Hey Everyone! How ya been?
First up, thanks for the links, anonymous posters on The IMDB and Television Without Pity message boards. With your help, I cracked the 10,000 mark. (and while I appreciate being considered an "expert" on Lois Lane, the idea of "Chlois" just creeps me out to no end, possibly because it sounds too much like "Clor".)
And thanks to Ragnell for conscripting me into Beefcake/Cheesecake Week. It saves me the trouble of having to come up with a separate post. (and HOLY! Is this the kind of traffic you get everyday?)
This response from Robert Kirkman to the strong criticism of the death of Freedom Ring got me thinking. Kirkman cops to being too clever by half, basically, taking two really good ideas for a superhero ("being superpowered isn't enough to make you a superhero" and "being gay is not the beginning and end of defining a character") and muddling them both by combining the two. While clearly not his intention, a very clear interpretation of the result is that Freedom Ring was killed because he was gay.
What I started thinking about was how Kirkman could have told the first idea without getting into trouble. (The idea of a superhero actually suffering and sacrificing to do his job, obviously, interests me.) And I realized the only way he could have done it is if Freedom Ring was a straight white male.
If Freedom Ring was black, or Hispanic, or Asian, or if he were a she, then Kirkman might have been accused (rightly accused) of implying that Freedom Ring was incompetent because he was black, because she was a woman.
But no one would reasonably say he would have died because he was male, or white, or straight. For storytelling purposes, a straight white male is neutral, contains no value that informs or overwhelms other, subtler personality traits.
It reminds me of something I read in
... a book whose title escapes me now, but I'll remember later a book by Douglas Hofstadter. It said that you can't start a joke "a woman walks into a bar..." unless the joke was about her being a woman. If the punch line is "I was talking to the duck" then the listener is left wondering why you specified the lead as a woman. This does not happen if you say "a man walks into a bar..." "Man" is a blank template, and if his sex is not essential to the story, no one tries to figure out why you brought it up. For some reason, "man" is less specific that "woman."
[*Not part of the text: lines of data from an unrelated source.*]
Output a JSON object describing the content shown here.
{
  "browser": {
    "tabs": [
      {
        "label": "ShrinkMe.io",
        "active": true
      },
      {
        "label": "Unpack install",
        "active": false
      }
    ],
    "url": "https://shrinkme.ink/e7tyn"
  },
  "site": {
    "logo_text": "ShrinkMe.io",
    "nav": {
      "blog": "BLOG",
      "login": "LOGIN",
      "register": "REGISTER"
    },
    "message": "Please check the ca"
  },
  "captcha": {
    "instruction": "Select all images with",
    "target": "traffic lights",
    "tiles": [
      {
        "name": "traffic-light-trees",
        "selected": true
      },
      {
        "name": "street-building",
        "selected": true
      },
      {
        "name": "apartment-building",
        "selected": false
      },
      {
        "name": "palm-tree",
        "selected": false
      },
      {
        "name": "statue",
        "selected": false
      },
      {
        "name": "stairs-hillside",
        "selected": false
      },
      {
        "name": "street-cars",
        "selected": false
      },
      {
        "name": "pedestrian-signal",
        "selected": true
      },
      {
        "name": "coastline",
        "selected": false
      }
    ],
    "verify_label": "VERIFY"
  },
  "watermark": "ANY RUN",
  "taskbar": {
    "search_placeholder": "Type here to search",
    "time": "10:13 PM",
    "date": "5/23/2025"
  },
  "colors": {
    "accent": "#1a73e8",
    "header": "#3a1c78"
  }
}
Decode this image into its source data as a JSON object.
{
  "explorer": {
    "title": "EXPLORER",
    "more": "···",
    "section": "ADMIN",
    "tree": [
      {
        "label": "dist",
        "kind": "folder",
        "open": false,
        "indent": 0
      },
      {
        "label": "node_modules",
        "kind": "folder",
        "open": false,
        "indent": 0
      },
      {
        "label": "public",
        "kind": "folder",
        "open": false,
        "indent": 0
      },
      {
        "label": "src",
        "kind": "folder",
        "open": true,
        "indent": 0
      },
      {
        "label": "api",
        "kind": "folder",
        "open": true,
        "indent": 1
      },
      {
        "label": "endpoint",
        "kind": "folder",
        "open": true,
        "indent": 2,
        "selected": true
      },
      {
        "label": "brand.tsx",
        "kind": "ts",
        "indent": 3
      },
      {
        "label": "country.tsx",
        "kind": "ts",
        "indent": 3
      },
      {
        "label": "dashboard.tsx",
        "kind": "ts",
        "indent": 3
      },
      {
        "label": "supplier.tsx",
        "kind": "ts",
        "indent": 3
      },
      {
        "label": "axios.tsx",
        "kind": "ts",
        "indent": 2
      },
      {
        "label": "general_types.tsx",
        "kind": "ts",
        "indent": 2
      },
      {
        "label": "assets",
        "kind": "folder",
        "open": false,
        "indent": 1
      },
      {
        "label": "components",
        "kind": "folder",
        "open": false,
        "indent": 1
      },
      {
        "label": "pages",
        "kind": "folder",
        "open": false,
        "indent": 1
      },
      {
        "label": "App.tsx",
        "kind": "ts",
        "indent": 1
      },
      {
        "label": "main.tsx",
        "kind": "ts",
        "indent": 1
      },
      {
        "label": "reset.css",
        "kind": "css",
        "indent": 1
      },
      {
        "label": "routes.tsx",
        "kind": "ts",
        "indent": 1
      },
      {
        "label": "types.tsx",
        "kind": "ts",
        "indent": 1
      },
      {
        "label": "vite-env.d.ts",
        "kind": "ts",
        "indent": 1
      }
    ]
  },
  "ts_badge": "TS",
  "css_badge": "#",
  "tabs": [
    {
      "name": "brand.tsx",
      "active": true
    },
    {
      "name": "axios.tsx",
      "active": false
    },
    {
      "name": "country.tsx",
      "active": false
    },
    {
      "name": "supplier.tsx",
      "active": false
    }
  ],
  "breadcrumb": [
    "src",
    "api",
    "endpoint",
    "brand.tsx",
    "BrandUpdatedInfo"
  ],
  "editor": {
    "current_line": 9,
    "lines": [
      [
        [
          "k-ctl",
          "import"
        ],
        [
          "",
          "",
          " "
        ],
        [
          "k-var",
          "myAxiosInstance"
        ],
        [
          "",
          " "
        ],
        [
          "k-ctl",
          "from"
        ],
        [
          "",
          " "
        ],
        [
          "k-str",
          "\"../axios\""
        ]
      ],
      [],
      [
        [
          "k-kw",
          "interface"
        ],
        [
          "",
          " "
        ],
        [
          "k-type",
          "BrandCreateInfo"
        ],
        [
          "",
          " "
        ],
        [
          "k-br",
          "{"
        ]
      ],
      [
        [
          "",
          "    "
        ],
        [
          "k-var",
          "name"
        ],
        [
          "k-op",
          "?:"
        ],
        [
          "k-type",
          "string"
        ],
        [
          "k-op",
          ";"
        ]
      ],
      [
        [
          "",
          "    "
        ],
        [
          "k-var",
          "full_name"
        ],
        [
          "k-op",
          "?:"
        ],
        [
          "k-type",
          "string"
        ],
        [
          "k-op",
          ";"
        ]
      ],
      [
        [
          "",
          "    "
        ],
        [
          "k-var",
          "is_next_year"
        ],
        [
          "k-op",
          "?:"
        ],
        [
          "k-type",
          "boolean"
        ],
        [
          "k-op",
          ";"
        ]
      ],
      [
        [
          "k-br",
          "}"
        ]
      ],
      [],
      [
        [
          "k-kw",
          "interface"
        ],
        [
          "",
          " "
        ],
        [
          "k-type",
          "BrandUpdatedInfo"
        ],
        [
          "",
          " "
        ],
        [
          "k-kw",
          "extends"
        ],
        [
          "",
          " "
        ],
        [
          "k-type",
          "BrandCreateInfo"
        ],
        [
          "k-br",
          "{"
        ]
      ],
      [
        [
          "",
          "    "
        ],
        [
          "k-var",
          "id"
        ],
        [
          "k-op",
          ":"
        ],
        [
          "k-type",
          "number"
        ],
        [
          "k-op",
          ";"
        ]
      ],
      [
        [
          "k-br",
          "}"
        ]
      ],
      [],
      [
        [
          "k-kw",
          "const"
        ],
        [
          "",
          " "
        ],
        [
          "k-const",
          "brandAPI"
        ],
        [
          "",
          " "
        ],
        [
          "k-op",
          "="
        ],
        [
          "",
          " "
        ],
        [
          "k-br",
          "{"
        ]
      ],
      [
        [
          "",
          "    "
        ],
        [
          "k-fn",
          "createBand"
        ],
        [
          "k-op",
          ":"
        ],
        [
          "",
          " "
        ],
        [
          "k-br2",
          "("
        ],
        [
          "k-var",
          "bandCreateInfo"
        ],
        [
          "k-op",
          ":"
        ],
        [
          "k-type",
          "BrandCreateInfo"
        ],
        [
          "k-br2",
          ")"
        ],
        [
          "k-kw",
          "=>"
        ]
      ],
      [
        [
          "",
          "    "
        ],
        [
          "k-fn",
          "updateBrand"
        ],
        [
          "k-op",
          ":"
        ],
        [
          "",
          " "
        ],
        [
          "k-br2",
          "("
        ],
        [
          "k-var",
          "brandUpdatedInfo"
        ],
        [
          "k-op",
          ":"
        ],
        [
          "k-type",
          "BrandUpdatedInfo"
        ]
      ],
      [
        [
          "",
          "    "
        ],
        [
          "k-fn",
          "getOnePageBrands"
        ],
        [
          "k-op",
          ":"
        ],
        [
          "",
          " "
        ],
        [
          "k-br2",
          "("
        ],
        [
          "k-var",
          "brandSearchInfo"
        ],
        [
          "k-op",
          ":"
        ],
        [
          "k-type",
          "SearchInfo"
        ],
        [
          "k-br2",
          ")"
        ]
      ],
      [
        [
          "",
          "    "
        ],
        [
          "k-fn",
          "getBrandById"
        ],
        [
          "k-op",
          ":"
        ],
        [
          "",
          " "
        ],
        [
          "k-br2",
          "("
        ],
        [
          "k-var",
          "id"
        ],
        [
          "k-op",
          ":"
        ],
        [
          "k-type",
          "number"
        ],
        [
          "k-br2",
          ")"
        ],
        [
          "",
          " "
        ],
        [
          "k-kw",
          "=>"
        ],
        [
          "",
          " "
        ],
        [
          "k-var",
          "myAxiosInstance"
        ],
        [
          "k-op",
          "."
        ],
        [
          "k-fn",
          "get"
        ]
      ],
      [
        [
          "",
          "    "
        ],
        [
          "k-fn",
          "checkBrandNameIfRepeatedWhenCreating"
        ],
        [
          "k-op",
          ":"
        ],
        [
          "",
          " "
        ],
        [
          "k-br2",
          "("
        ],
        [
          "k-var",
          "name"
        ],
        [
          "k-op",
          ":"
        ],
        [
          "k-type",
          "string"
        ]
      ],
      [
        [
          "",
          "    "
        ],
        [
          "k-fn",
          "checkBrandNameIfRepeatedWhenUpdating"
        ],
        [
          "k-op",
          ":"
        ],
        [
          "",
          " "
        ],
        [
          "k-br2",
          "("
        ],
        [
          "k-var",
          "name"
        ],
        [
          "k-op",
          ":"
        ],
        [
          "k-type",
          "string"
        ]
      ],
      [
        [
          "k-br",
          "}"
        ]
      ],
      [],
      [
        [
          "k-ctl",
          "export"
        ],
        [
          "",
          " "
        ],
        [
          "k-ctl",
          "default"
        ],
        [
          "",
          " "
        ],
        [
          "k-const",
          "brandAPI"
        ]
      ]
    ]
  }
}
Which is crap, of course. In reality, being straight, being white, or being male, DOES inform character just as much as being gay, black or female. So those traits SHOULD inform the writing and reading of characters just as much traits that aren't "neutral". Which is to say a little, but not entirely.
The solution, I feel, is just having more and more varied characters who are gay (or who are black or Hispanic or who are women), so that the "value" of "gay" is weakened until the unique person shines through.
But it does put Kirkman in a bind for writing a character "who happens to be gay," right now. Without counter-examples of competent gay superheroes to compare Freedom Ring to, it's hard to argue that the failure and the gay have NOTHING to do with each other.
He certainly shouldn't have told the story at Marvel, which has so few gay characters. It would have been better, but not much, in the DC universe, where at least Obsidian, Piper, Montoya, and Maggie Sawyer kick ass.
But in the Wildstorm Universe, where the two baddest bastards on the planet also happen to bone each other, Freedom Ring's story would have taken on an entirely different meaning. There, the lesson would be "being superpowered AND gay isn't enough to make you a superhero." And that's a story I can support.
Tuesday, October 17, 2006
Hey Everyone! How ya been?